*** Extracted data ***
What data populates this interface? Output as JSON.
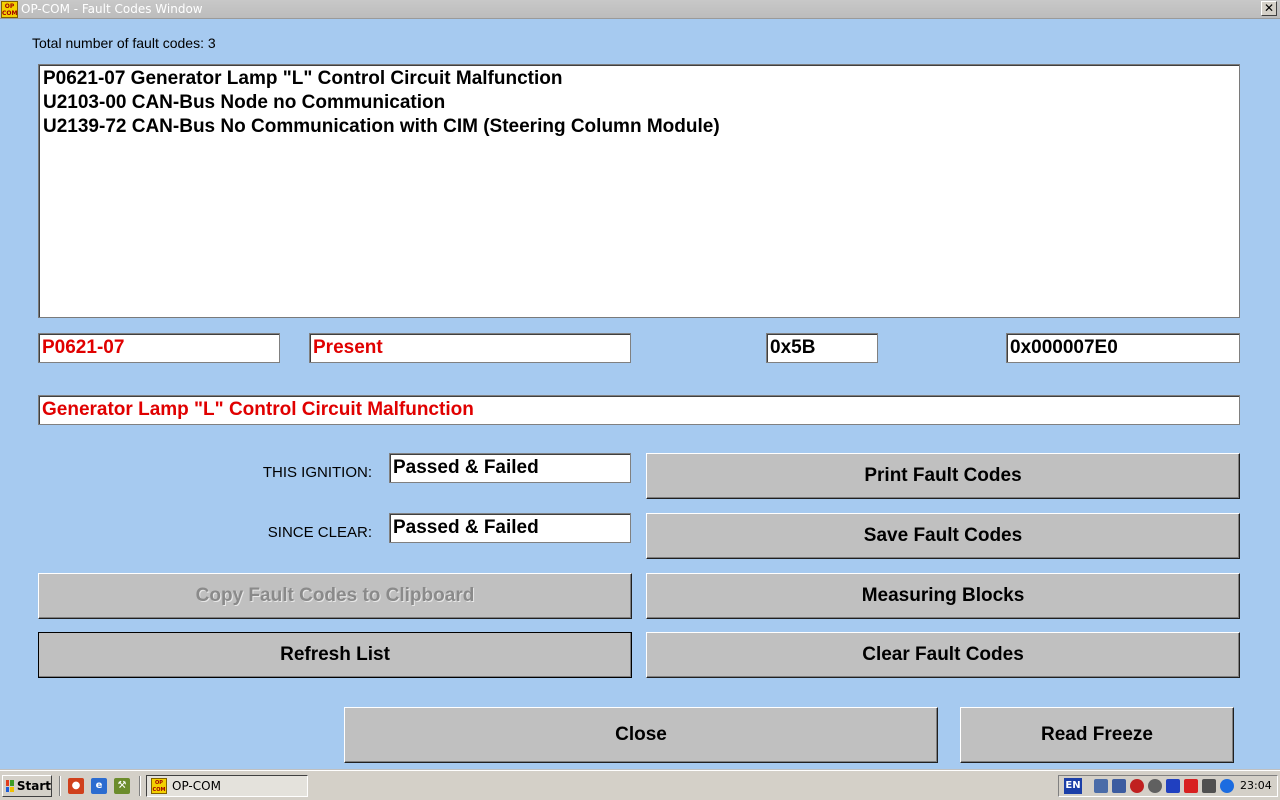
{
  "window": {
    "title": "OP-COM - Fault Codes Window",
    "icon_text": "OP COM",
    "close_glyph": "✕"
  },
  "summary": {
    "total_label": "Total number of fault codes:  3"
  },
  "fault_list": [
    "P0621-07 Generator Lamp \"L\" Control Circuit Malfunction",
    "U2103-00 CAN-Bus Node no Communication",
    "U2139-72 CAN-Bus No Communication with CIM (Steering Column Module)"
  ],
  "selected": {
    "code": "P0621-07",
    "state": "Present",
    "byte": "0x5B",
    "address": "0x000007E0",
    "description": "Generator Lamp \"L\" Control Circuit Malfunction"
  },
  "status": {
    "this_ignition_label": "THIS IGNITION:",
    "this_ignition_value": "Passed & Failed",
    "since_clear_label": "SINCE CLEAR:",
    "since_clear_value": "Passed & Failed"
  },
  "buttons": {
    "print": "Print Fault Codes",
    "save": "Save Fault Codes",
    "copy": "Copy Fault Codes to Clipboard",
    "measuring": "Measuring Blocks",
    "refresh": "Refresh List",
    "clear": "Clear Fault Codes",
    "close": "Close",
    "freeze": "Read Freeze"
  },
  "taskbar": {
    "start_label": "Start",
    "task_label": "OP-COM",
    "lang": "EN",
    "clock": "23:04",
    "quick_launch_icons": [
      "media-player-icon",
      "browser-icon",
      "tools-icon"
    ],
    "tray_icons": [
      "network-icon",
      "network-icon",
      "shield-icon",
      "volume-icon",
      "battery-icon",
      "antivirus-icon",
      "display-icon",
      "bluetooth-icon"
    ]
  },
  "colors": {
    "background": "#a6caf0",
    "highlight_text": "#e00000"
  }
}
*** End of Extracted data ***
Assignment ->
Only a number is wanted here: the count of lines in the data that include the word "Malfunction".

Solution ->
2